Image courtesy of William H Ayres Watch Blog

Convicted pedophile psychiatrist Dr. William Ayres, was president of the American Academy of Child and Adolescent Psychiatry and co-author of "Practice Parameters for the Forensic Evaluation of Children and Adolescents Who May Have Been Physically or Sexually Abused" which is now an accepted guideline. [39] Many of the egregious acts he used to groom the victims, give him access to their bodies, and allowed him to molest he had written into those guidelines. This has turned abuse into medical procedures. 

The genital examinations of patients of William Ayres appeared to have "very specific” reasons and follow the general consensus of researchers who not only approve of but encourage such methods, a psychotherapist with a medical degree told jurors yesterday.
...Dr. Gilbert Kliman, who belongs to the American Academy of Child and Adolescent Psychiatry [Ayres once was president], differed from prosecution witness, Dr. Lynn Ponton, who told jurors there was little if any reason for the genital exams described by 10 former patients who testified.
…Kliman disagreed. He called one patient’s file a "delightful psychotherapeutic interaction” and praised Ayres’ methods. …the wider realm of psychiatry which allows — and sometimes proactively supports — the idea of physical and genital exams performed in conjunction with treatment.
Some researchers believe physical exams provide more comprehensive care and "increase rapport” between doctor and patient, Kliman said.
 Kliman conceded he’d likely seek parental consent before performing a physical and genital exam on a minor patient but that it isn’t an industry standard. [40] 
Ayres also said there is nothing inappropriate about a psychiatrist giving physical exams. He said every full pediatric exam should include an inspection of the genitals.  [41] Yet when common sense prevails, it is denounced because it goes against guidelines: 
"My training was very strict on that," said Hugh Wilson Ridlehuber, a retired child psychiatrist who said he was present for Ayres' presentation and once worked out of the same group practice as Ayres. "Even if it's done innocently, there is a very high risk of a patient sexualizing it and affecting your relationship with the patient." [42]

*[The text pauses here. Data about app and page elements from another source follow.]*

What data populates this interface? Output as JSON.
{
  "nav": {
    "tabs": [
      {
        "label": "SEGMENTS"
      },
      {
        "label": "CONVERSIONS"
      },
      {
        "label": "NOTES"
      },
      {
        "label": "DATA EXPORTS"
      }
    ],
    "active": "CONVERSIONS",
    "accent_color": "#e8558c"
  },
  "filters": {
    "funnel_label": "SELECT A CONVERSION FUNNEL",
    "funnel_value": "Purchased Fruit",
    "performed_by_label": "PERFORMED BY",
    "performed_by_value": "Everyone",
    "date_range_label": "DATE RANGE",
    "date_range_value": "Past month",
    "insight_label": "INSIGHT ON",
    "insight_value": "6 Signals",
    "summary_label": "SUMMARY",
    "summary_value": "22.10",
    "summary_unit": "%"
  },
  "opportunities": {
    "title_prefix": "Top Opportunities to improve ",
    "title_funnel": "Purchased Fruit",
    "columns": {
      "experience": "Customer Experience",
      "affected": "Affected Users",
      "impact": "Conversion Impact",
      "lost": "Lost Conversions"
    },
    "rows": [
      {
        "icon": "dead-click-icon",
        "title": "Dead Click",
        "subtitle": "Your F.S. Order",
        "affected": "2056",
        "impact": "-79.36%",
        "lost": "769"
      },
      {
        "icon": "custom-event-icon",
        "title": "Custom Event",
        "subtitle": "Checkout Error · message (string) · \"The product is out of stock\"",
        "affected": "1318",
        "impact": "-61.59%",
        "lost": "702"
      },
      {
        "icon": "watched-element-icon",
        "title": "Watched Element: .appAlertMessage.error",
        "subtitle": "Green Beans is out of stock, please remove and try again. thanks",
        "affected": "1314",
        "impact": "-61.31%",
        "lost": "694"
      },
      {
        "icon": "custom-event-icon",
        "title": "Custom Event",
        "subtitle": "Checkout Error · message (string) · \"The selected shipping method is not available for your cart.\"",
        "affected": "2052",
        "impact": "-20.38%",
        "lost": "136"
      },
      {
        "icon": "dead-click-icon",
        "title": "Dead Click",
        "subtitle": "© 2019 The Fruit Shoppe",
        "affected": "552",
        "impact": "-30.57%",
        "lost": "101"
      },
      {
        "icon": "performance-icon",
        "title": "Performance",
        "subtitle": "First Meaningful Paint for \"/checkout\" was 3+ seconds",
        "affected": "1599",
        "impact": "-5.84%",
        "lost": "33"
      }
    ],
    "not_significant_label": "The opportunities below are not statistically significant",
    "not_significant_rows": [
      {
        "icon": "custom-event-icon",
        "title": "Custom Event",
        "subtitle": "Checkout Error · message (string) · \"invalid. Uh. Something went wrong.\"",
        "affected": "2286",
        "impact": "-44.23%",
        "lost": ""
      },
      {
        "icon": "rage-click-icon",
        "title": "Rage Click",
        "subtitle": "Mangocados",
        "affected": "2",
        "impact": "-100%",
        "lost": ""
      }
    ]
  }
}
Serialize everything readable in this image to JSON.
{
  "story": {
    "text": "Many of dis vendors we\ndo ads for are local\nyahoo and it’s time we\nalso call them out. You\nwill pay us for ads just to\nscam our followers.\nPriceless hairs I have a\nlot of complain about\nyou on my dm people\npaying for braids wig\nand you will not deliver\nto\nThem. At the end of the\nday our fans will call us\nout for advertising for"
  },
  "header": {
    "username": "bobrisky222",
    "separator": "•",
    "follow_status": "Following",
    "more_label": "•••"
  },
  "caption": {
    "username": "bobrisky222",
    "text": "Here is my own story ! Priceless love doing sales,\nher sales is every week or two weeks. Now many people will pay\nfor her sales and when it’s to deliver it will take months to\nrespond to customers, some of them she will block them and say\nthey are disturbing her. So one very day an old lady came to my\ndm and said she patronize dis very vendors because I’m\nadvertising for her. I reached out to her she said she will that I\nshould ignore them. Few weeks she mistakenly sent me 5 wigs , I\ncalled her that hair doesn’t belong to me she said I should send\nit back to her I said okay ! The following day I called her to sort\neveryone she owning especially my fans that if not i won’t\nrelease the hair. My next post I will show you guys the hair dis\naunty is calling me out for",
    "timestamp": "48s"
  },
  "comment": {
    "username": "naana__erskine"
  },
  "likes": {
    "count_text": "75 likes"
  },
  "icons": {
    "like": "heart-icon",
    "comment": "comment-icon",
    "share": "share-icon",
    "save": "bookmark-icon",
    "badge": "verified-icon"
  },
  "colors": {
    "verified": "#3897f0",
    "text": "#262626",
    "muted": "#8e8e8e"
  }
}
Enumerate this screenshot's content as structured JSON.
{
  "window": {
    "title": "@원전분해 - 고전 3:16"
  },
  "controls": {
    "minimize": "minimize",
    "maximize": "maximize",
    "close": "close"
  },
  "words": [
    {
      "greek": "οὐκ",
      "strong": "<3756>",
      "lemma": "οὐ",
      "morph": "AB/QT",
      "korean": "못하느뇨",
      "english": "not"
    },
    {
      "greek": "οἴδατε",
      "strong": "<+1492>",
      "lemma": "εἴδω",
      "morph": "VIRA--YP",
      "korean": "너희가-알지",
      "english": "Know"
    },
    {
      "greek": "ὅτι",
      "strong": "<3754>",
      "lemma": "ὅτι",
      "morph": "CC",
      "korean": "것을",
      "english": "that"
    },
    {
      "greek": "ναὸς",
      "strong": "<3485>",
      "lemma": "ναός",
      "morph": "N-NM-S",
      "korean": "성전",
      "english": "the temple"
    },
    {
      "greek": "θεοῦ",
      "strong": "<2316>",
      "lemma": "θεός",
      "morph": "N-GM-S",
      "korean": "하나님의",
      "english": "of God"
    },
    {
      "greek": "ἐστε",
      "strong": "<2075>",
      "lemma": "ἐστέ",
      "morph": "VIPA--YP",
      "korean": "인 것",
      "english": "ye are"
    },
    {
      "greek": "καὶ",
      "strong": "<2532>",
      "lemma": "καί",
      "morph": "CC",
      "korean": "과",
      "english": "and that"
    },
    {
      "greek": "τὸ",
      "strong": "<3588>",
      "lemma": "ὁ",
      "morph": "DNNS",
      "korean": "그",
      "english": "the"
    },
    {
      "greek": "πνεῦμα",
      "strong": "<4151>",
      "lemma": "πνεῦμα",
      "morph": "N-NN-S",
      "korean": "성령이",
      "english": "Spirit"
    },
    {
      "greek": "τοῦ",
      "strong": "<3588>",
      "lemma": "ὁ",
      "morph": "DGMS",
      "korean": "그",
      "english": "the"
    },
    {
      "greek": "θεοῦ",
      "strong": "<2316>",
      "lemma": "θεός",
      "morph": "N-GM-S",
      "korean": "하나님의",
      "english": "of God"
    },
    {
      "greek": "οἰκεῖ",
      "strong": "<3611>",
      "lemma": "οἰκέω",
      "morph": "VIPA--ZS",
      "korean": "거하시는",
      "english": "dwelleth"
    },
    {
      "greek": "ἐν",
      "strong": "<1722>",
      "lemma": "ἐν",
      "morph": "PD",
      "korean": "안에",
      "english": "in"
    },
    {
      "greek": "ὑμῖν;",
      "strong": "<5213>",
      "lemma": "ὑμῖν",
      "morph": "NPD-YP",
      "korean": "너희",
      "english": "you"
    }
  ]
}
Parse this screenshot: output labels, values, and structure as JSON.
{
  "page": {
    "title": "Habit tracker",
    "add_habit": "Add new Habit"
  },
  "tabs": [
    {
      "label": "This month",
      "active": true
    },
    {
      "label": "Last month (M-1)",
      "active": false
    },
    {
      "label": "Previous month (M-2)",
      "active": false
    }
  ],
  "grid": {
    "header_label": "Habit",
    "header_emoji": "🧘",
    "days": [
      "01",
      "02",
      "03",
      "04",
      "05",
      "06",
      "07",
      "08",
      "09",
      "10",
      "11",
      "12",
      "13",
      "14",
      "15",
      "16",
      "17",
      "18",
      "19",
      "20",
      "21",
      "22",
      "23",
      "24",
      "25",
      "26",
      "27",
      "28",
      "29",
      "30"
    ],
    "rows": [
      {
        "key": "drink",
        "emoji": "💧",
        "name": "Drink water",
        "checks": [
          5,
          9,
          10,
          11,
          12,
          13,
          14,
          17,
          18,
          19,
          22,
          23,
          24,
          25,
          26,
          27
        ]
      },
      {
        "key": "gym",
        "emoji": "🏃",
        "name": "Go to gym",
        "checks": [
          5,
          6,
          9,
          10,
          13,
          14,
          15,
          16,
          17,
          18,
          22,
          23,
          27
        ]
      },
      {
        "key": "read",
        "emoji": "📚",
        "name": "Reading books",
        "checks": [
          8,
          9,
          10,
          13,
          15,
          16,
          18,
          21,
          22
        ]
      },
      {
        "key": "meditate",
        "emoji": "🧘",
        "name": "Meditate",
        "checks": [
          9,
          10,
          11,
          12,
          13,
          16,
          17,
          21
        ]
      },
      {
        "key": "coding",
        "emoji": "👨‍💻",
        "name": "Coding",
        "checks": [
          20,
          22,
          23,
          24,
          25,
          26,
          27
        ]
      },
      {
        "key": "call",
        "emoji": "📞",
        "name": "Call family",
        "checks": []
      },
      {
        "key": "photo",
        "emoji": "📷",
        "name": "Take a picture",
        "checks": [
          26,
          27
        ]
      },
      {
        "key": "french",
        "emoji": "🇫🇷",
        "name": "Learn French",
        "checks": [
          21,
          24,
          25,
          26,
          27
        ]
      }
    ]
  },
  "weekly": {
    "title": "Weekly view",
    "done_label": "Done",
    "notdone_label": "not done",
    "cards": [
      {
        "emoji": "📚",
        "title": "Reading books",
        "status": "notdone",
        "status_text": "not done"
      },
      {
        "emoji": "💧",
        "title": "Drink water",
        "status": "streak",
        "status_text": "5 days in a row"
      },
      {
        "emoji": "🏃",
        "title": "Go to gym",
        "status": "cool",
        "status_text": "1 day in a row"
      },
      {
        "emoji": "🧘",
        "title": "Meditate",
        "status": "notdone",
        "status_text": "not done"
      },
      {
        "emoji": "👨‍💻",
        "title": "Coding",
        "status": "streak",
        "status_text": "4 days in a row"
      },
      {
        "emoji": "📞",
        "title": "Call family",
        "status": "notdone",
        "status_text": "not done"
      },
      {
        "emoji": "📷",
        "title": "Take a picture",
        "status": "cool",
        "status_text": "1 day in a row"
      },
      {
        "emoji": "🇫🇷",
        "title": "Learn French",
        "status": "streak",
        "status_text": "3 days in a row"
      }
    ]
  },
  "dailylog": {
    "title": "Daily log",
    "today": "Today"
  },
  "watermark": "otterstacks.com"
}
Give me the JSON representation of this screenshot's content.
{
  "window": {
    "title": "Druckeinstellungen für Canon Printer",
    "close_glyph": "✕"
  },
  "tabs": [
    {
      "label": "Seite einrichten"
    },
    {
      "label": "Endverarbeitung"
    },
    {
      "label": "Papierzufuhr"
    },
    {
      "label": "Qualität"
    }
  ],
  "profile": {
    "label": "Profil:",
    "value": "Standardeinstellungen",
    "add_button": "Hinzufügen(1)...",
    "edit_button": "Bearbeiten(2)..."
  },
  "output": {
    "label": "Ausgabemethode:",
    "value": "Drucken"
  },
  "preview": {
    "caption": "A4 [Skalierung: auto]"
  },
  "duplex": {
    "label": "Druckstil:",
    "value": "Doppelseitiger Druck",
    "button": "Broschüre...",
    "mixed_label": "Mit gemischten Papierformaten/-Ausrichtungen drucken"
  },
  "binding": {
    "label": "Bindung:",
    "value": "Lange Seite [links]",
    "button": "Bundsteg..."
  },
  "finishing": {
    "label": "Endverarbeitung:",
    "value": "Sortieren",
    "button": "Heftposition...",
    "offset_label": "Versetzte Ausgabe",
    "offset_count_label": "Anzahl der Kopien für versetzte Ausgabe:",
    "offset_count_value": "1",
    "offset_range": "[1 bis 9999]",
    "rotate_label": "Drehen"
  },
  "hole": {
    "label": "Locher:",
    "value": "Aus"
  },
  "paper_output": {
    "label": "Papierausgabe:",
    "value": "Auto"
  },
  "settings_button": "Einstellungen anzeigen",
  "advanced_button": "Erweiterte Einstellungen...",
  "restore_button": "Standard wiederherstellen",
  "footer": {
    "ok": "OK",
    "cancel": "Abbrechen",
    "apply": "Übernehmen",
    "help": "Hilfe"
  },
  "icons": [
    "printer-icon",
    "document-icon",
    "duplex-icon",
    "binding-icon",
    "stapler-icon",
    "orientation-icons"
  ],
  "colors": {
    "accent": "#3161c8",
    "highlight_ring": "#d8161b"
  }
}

Clearly we can see why PTSD can result from genital exams when preformed professionally and according to recommended guidelines.[43] Doctors and other healthcare providers have committed malpractice for failure to recognize that PTSD, other physical, and psychological side effects can result from the sexual nature of genital exams.

[5] Leserman J. Sexual abuse history: prevalence, health effects, mediators, and psychological treatment. Psychosom Med 2005;67:906-15.
[11] Holland, J., Ramazanoglu, C., Sharpe, S. and Thomson, S. (1998) The Male in the Head: Young People, Heterosexuality and Power. London: The Tufnell Press.
[13] Barcan, R. (2004) Nudity: a Cultural Anatomy. Oxford: Berg Publishers.
[15] Flood, M. (2008) Men, sex, and homosociality: how bonds between men shape their sexual relations with women, Men and Masculinities, 10, 3, 339–59.
[17] Rey-Stocker I : Principes généraux d’examen gyné- cologique; in Salomon-Bernard Y, Thibaud E, Rappaport R (eds): Traité médico-chirurgical de gynécologie de l’enfant et de l’adolescente. Paris, Doin, 1992.
[18] Beyth Y, Hardoff D, Rom E, Ziv A: A simulated patient-based program for training gynecologists in communication with adolescent girls presenting with gynecological problems. J Pediatr Adolesc Gynecol 2009;22:79–84.
[19] Barcan, R. (2004) Nudity: a Cultural Anatomy. Oxford: Berg Publishers.
[30] Feldman-Summers S. Sexual contact in fiduciary relationships. In Gabbard GO. Sexual Exploitation in Professional Relationships. Washington (DC): American Psychiatric Press, 1989: 193–209